▶ [WORK TO COMPLETE]: An image-free, word-for-word version of the records below is to be returned.

---- SUPPLIED DATA

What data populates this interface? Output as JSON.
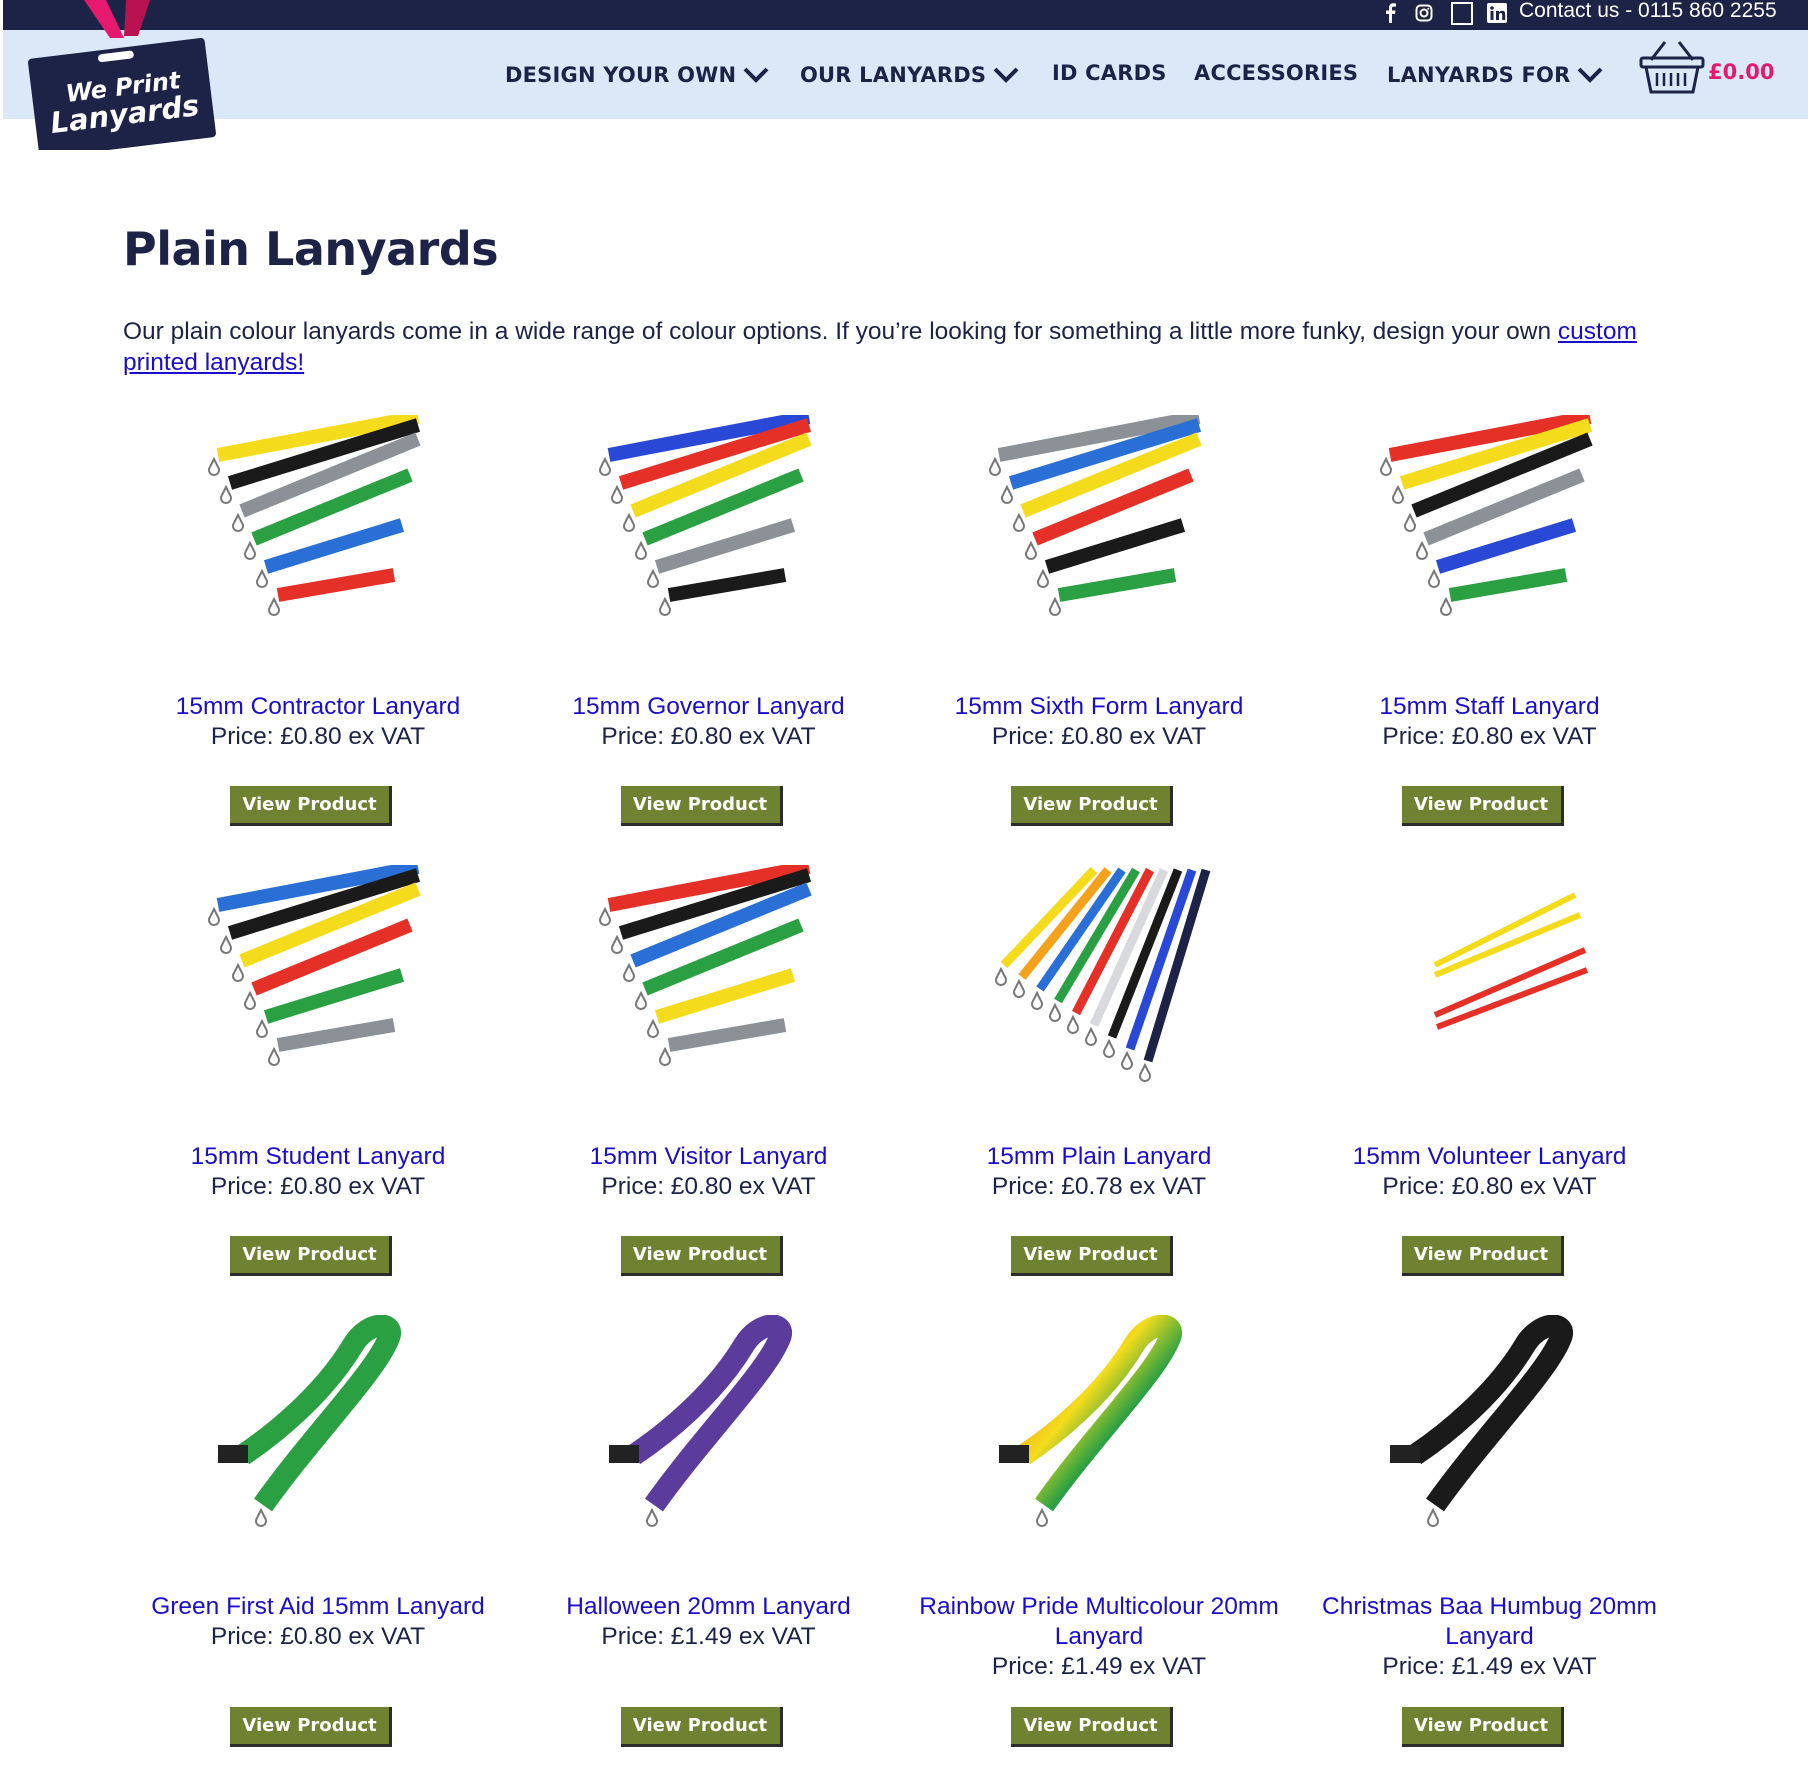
{
  "topbar": {
    "contact": "Contact us - 0115 860 2255",
    "social": [
      "facebook-icon",
      "instagram-icon",
      "blank-icon",
      "linkedin-icon"
    ]
  },
  "logo": {
    "line1": "We Print",
    "line2": "Lanyards"
  },
  "nav": {
    "design_your_own": "DESIGN YOUR OWN",
    "our_lanyards": "OUR LANYARDS",
    "id_cards": "ID CARDS",
    "accessories": "ACCESSORIES",
    "lanyards_for": "LANYARDS FOR",
    "cart_total": "£0.00"
  },
  "colors": {
    "navy": "#1d2347",
    "nav_bg": "#dae8f8",
    "pink": "#e5196d",
    "button_green": "#6f8232",
    "link_blue": "#1a0dcc"
  },
  "page": {
    "title": "Plain Lanyards",
    "intro": "Our plain colour lanyards come in a wide range of colour options. If you’re looking for something a little more funky, design your own ",
    "intro_link": "custom printed lanyards!"
  },
  "products": [
    {
      "title": "15mm Contractor Lanyard",
      "price": "Price: £0.80 ex VAT",
      "button": "View Product",
      "image": "contractor-lanyards-image"
    },
    {
      "title": "15mm Governor Lanyard",
      "price": "Price: £0.80 ex VAT",
      "button": "View Product",
      "image": "governor-lanyards-image"
    },
    {
      "title": "15mm Sixth Form Lanyard",
      "price": "Price: £0.80 ex VAT",
      "button": "View Product",
      "image": "sixth-form-lanyards-image"
    },
    {
      "title": "15mm Staff Lanyard",
      "price": "Price: £0.80 ex VAT",
      "button": "View Product",
      "image": "staff-lanyards-image"
    },
    {
      "title": "15mm Student Lanyard",
      "price": "Price: £0.80 ex VAT",
      "button": "View Product",
      "image": "student-lanyards-image"
    },
    {
      "title": "15mm Visitor Lanyard",
      "price": "Price: £0.80 ex VAT",
      "button": "View Product",
      "image": "visitor-lanyards-image"
    },
    {
      "title": "15mm Plain Lanyard",
      "price": "Price: £0.78 ex VAT",
      "button": "View Product",
      "image": "plain-lanyards-image"
    },
    {
      "title": "15mm Volunteer Lanyard",
      "price": "Price: £0.80 ex VAT",
      "button": "View Product",
      "image": "volunteer-lanyards-image"
    },
    {
      "title": "Green First Aid 15mm Lanyard",
      "price": "Price: £0.80 ex VAT",
      "button": "View Product",
      "image": "first-aid-lanyard-image"
    },
    {
      "title": "Halloween 20mm Lanyard",
      "price": "Price: £1.49 ex VAT",
      "button": "View Product",
      "image": "halloween-lanyard-image"
    },
    {
      "title": "Rainbow Pride Multicolour 20mm Lanyard",
      "price": "Price: £1.49 ex VAT",
      "button": "View Product",
      "image": "rainbow-lanyard-image"
    },
    {
      "title": "Christmas Baa Humbug 20mm Lanyard",
      "price": "Price: £1.49 ex VAT",
      "button": "View Product",
      "image": "christmas-lanyard-image"
    }
  ]
}
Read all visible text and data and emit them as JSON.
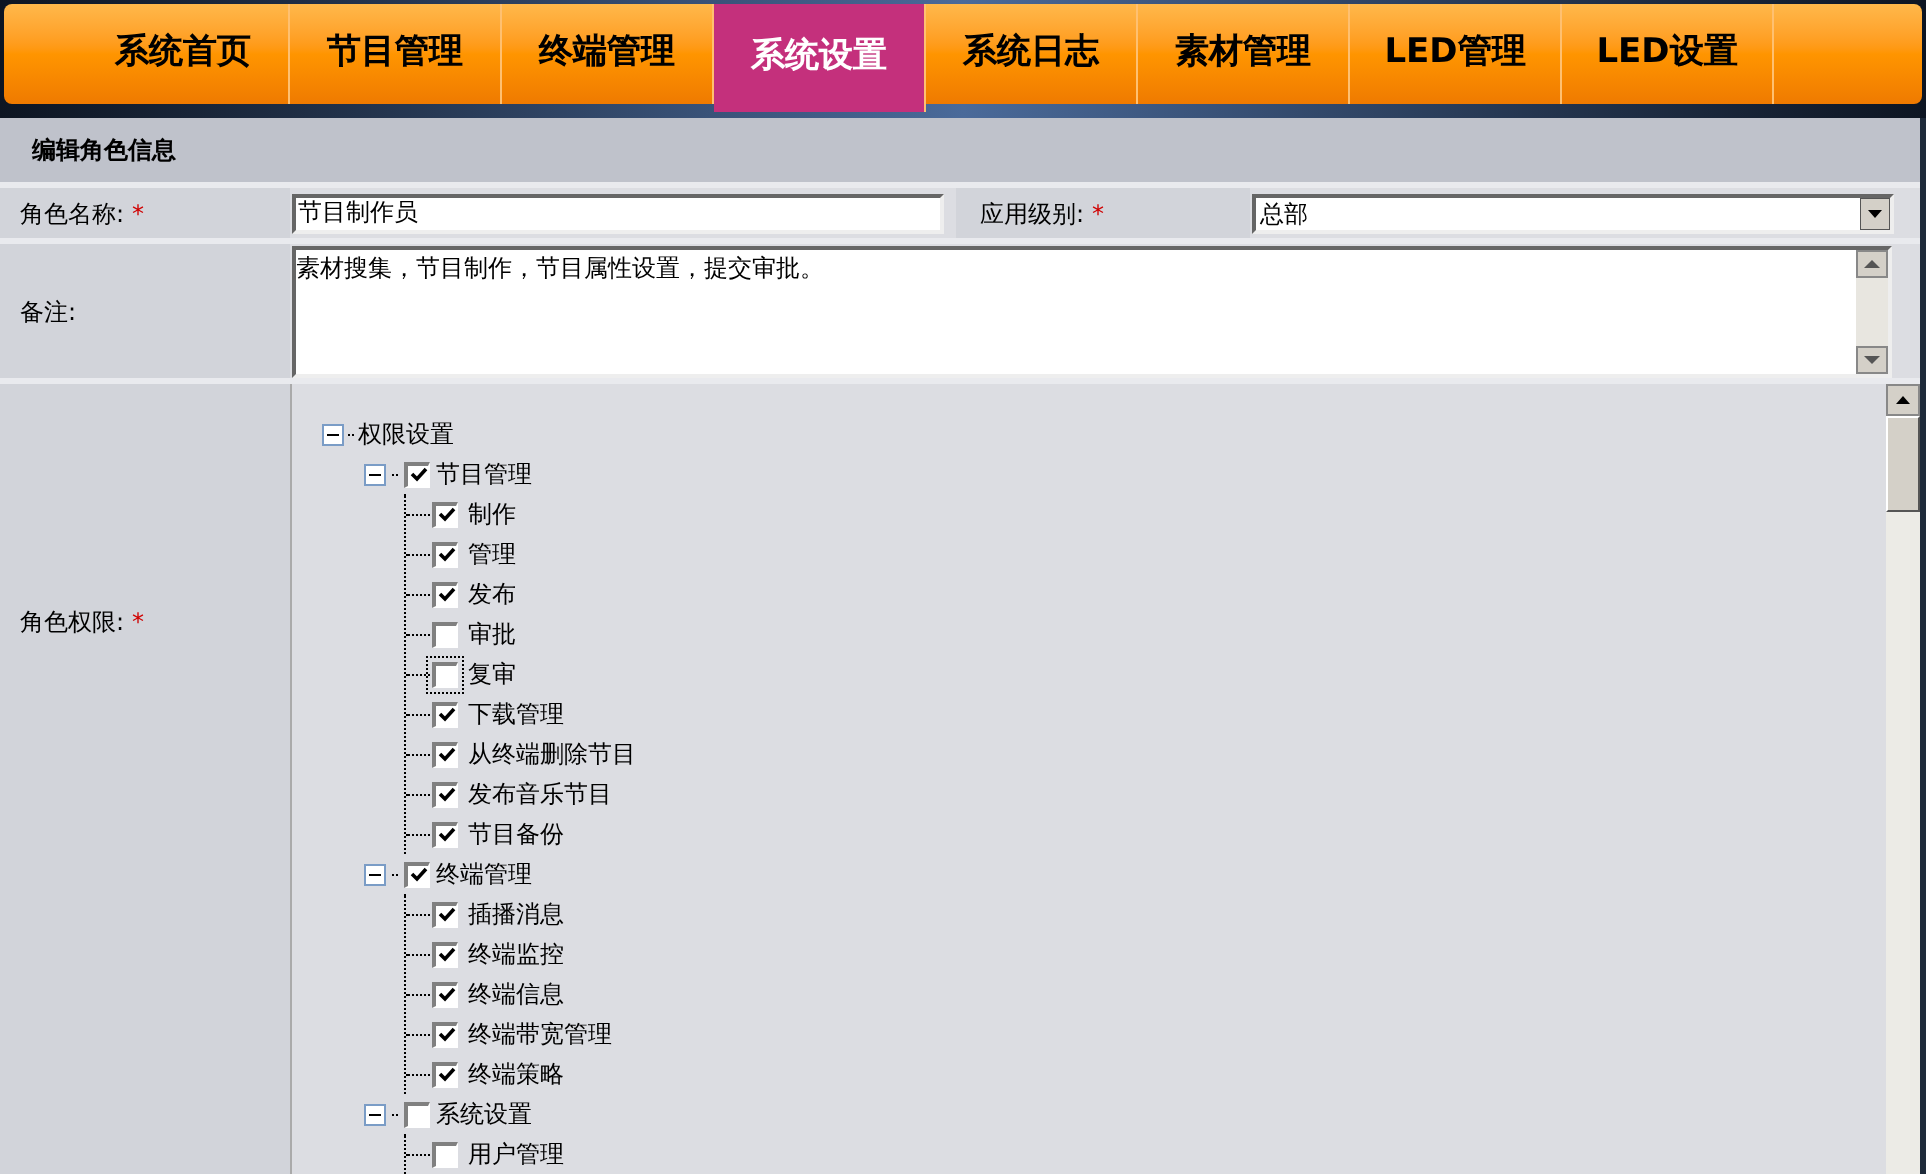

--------

▶ [YOUR RESPONSE]:
What data populates this interface? Output as JSON.
{
  "topbar": {
    "contact": "Contact us - 0115 860 2255",
    "social": [
      "facebook-icon",
      "instagram-icon",
      "blank-icon",
      "linkedin-icon"
    ]
  },
  "logo": {
    "line1": "We Print",
    "line2": "Lanyards"
  },
  "nav": {
    "design_your_own": "DESIGN YOUR OWN",
    "our_lanyards": "OUR LANYARDS",
    "id_cards": "ID CARDS",
    "accessories": "ACCESSORIES",
    "lanyards_for": "LANYARDS FOR",
    "cart_total": "£0.00"
  },
  "colors": {
    "navy": "#1d2347",
    "nav_bg": "#dae8f8",
    "pink": "#e5196d",
    "button_green": "#6f8232",
    "link_blue": "#1a0dcc"
  },
  "page": {
    "title": "Plain Lanyards",
    "intro": "Our plain colour lanyards come in a wide range of colour options. If you’re looking for something a little more funky, design your own ",
    "intro_link": "custom printed lanyards!"
  },
  "products": [
    {
      "title": "15mm Contractor Lanyard",
      "price": "Price: £0.80 ex VAT",
      "button": "View Product",
      "image": "contractor-lanyards-image"
    },
    {
      "title": "15mm Governor Lanyard",
      "price": "Price: £0.80 ex VAT",
      "button": "View Product",
      "image": "governor-lanyards-image"
    },
    {
      "title": "15mm Sixth Form Lanyard",
      "price": "Price: £0.80 ex VAT",
      "button": "View Product",
      "image": "sixth-form-lanyards-image"
    },
    {
      "title": "15mm Staff Lanyard",
      "price": "Price: £0.80 ex VAT",
      "button": "View Product",
      "image": "staff-lanyards-image"
    },
    {
      "title": "15mm Student Lanyard",
      "price": "Price: £0.80 ex VAT",
      "button": "View Product",
      "image": "student-lanyards-image"
    },
    {
      "title": "15mm Visitor Lanyard",
      "price": "Price: £0.80 ex VAT",
      "button": "View Product",
      "image": "visitor-lanyards-image"
    },
    {
      "title": "15mm Plain Lanyard",
      "price": "Price: £0.78 ex VAT",
      "button": "View Product",
      "image": "plain-lanyards-image"
    },
    {
      "title": "15mm Volunteer Lanyard",
      "price": "Price: £0.80 ex VAT",
      "button": "View Product",
      "image": "volunteer-lanyards-image"
    },
    {
      "title": "Green First Aid 15mm Lanyard",
      "price": "Price: £0.80 ex VAT",
      "button": "View Product",
      "image": "first-aid-lanyard-image"
    },
    {
      "title": "Halloween 20mm Lanyard",
      "price": "Price: £1.49 ex VAT",
      "button": "View Product",
      "image": "halloween-lanyard-image"
    },
    {
      "title": "Rainbow Pride Multicolour 20mm Lanyard",
      "price": "Price: £1.49 ex VAT",
      "button": "View Product",
      "image": "rainbow-lanyard-image"
    },
    {
      "title": "Christmas Baa Humbug 20mm Lanyard",
      "price": "Price: £1.49 ex VAT",
      "button": "View Product",
      "image": "christmas-lanyard-image"
    }
  ]
}
Read all visible text and data and emit them as JSON.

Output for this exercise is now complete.